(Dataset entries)
※
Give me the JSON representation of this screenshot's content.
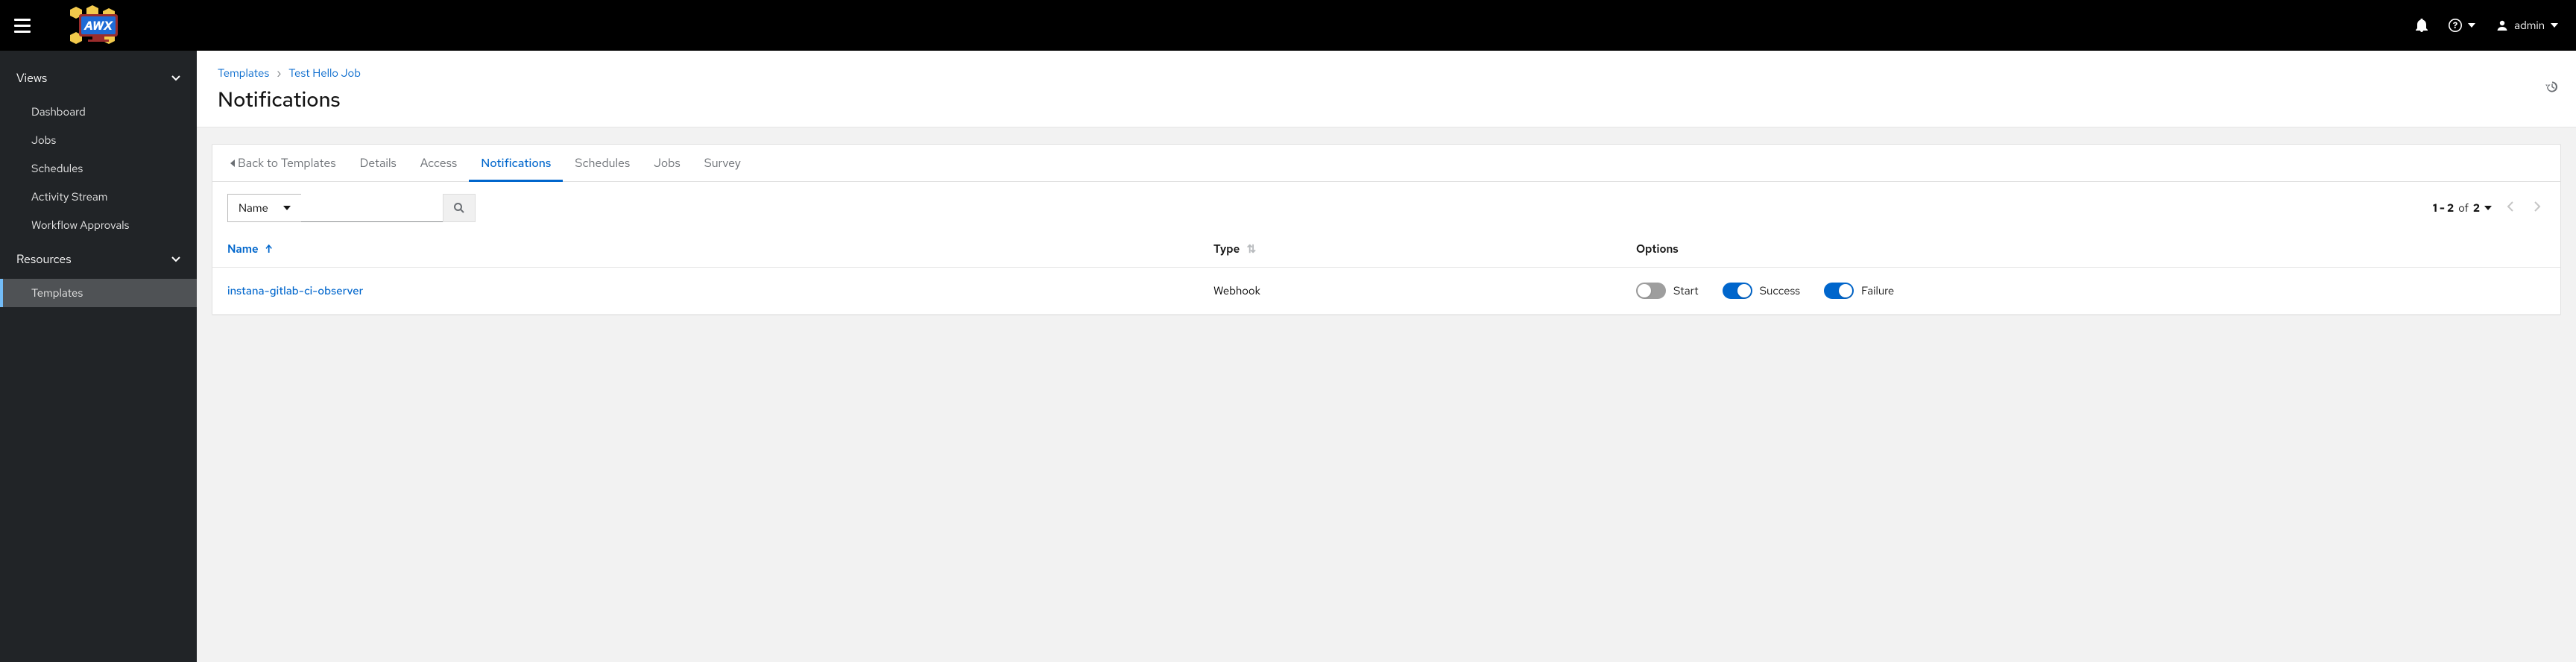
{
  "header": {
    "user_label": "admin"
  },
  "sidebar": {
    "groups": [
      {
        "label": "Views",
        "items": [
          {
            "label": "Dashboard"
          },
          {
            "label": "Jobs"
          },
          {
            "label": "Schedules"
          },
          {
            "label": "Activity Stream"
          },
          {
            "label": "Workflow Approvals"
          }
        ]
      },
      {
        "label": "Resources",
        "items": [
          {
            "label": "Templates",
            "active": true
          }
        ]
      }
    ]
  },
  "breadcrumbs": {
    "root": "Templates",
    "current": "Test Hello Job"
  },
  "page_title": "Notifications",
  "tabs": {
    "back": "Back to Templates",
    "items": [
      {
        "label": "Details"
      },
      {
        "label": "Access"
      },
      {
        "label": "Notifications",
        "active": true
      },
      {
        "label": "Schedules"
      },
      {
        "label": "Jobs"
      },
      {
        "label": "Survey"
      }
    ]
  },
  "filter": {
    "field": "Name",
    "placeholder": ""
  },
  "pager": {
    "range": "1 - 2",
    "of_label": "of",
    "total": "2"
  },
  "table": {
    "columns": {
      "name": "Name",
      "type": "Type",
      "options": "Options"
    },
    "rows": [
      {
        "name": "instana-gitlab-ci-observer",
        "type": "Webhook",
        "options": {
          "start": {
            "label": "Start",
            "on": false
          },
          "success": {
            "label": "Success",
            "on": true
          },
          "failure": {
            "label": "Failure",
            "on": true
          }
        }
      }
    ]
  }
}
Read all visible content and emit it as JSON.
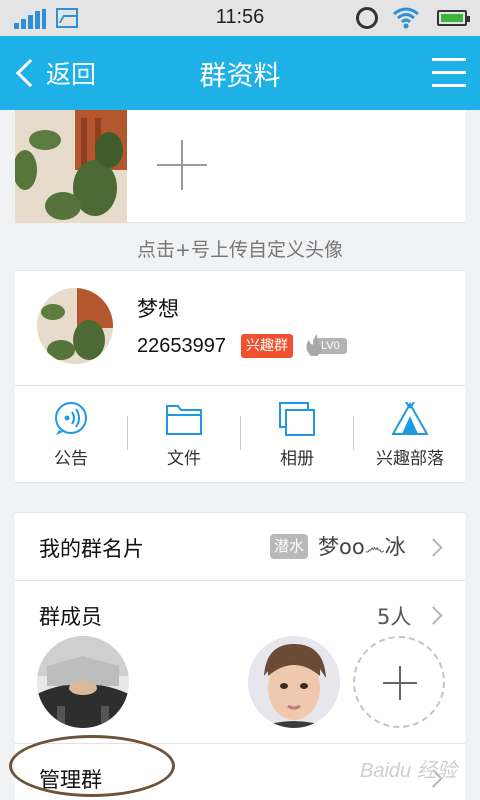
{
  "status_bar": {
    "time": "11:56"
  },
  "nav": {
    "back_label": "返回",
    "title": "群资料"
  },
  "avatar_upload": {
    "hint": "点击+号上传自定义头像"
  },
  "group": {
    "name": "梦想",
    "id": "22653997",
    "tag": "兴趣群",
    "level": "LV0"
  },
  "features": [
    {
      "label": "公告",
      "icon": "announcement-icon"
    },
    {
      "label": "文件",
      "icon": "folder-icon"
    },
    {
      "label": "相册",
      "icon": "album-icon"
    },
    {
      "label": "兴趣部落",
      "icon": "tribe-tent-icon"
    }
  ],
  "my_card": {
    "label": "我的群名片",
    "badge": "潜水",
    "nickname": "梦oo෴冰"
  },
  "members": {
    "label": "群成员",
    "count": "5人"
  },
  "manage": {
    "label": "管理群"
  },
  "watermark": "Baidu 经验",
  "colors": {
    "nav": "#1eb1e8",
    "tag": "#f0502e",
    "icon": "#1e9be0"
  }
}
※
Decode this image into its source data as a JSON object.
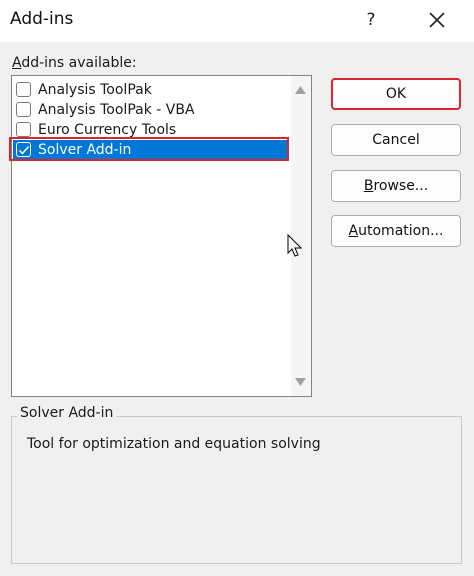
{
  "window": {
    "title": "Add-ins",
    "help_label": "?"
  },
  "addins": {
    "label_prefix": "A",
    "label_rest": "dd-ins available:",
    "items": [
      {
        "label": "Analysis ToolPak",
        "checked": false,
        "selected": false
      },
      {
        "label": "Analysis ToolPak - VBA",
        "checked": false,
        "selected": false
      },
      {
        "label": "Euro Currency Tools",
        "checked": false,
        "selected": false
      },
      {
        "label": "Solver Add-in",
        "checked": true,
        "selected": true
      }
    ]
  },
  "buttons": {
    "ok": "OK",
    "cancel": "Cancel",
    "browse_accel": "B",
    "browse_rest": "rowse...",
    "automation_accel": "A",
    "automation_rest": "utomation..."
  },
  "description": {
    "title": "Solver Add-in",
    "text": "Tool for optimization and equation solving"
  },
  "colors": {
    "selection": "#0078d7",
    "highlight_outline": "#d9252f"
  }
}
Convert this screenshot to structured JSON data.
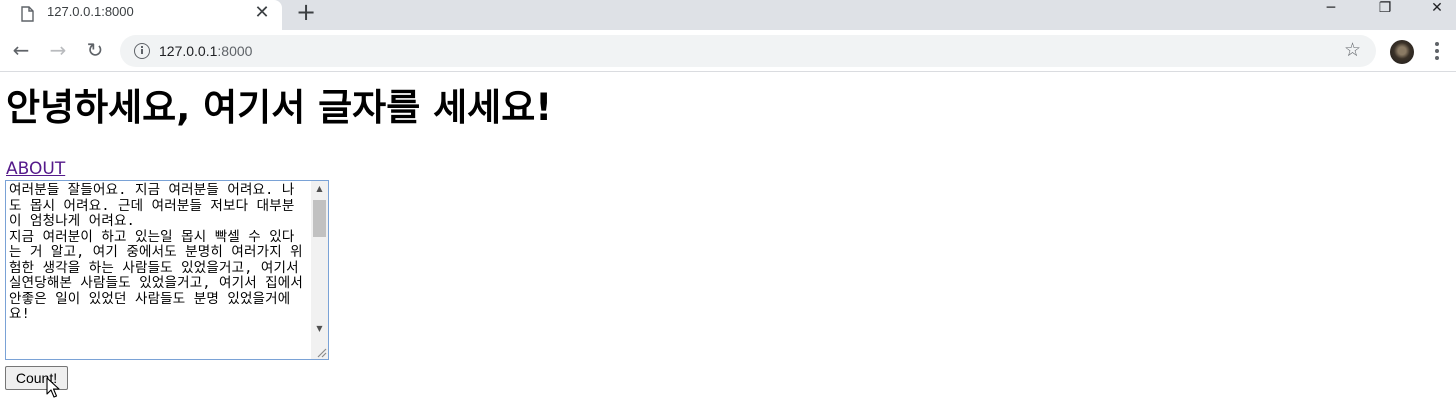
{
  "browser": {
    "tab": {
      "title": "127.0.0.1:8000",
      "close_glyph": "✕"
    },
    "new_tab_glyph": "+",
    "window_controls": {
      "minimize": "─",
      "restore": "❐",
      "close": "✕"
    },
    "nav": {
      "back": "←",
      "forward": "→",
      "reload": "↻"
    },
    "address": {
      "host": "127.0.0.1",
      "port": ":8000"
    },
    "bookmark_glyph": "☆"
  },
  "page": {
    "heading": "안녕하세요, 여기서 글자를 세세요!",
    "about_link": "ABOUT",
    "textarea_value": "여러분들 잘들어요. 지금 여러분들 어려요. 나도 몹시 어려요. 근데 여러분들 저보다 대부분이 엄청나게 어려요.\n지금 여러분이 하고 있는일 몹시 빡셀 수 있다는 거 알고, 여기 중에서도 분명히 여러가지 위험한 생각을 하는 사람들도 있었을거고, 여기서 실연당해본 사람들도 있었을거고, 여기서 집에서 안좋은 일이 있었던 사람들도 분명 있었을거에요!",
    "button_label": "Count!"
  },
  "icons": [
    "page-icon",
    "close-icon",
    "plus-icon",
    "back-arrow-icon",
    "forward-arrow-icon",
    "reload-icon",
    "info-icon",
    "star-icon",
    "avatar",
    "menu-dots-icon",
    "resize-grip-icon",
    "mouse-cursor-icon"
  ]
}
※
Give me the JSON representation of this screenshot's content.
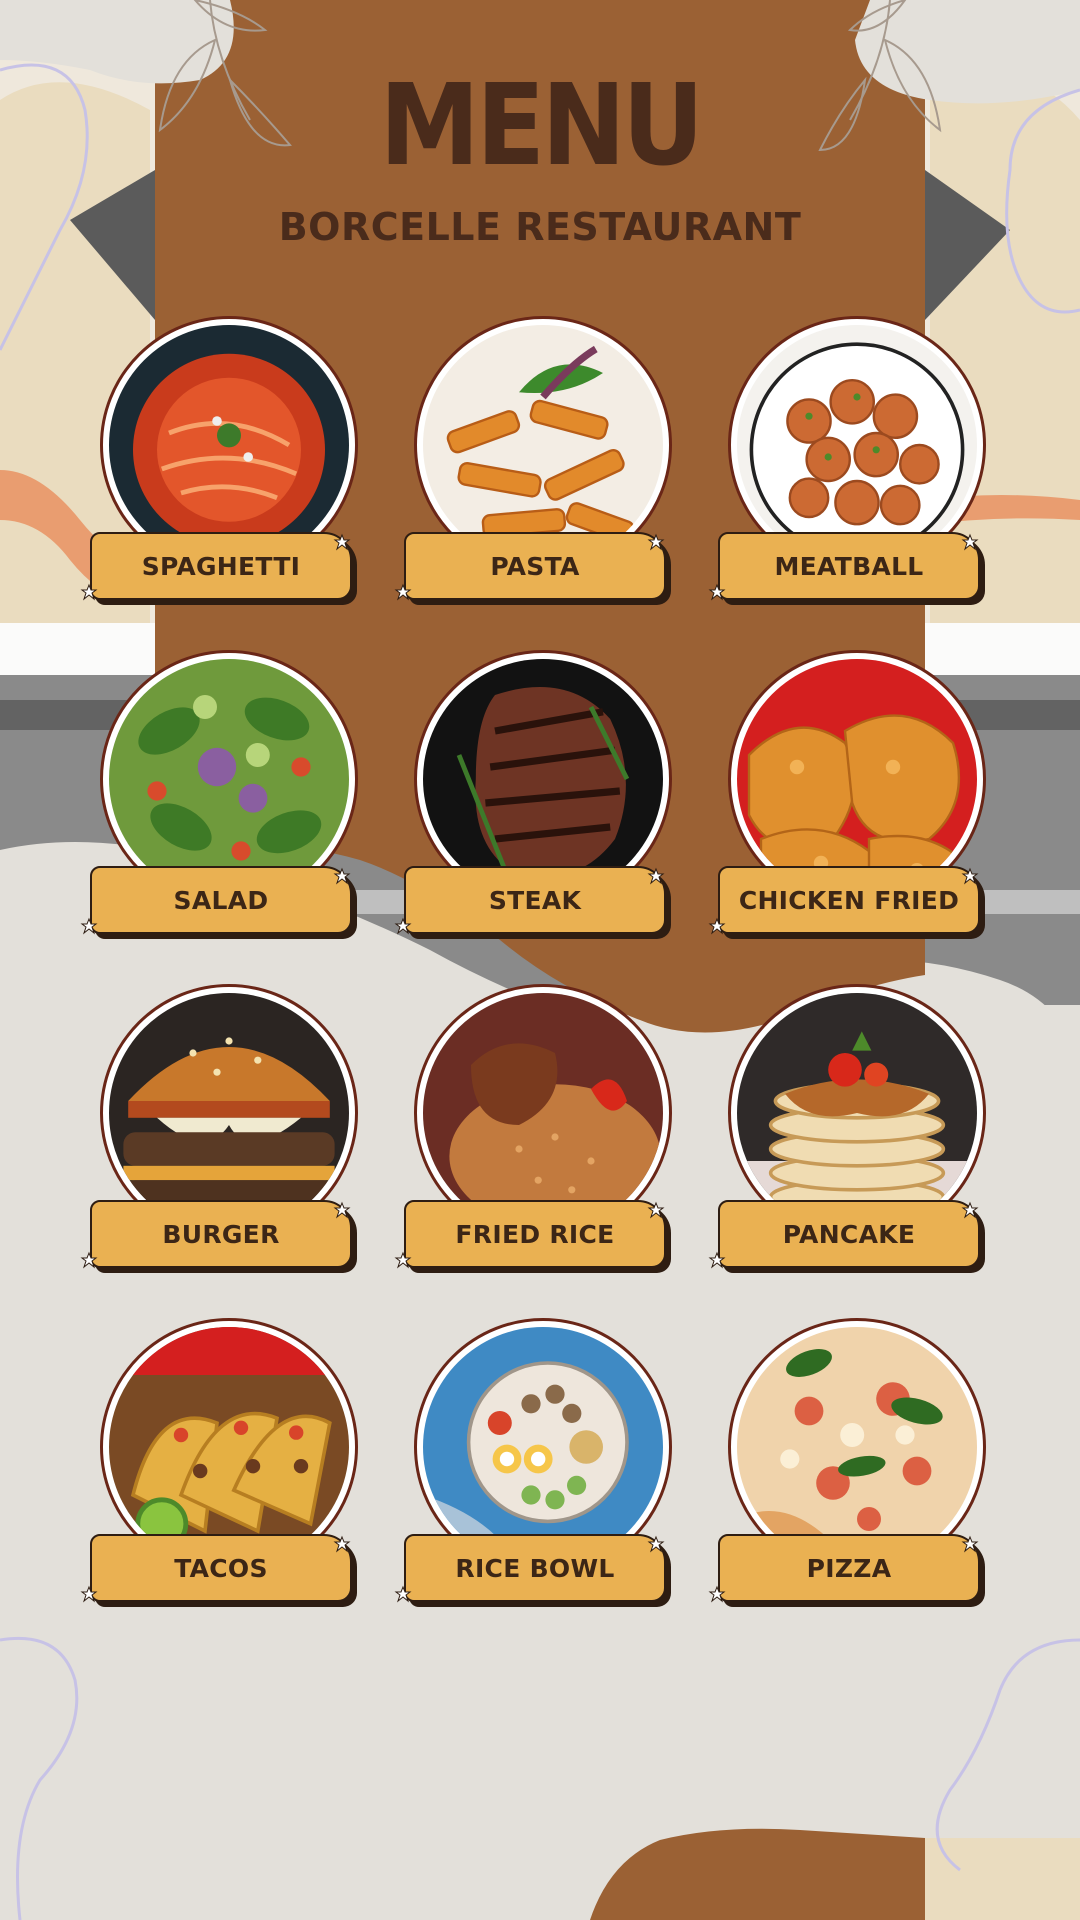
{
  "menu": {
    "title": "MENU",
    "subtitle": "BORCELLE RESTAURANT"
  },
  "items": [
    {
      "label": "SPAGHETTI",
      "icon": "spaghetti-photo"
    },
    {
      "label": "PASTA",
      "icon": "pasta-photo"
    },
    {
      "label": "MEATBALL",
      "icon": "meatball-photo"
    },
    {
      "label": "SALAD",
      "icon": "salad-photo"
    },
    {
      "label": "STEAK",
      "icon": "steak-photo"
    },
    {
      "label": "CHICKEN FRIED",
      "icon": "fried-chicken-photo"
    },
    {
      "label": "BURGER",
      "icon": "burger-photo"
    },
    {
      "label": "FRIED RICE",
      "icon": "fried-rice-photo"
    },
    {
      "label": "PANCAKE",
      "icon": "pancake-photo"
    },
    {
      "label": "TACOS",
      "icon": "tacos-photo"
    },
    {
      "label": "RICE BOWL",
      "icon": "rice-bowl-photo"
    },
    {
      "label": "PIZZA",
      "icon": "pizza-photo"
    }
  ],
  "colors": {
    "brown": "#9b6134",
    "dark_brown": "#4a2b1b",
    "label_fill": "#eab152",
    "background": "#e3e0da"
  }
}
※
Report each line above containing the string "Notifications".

  "page_title": "Notifications",
        "label": "Notifications",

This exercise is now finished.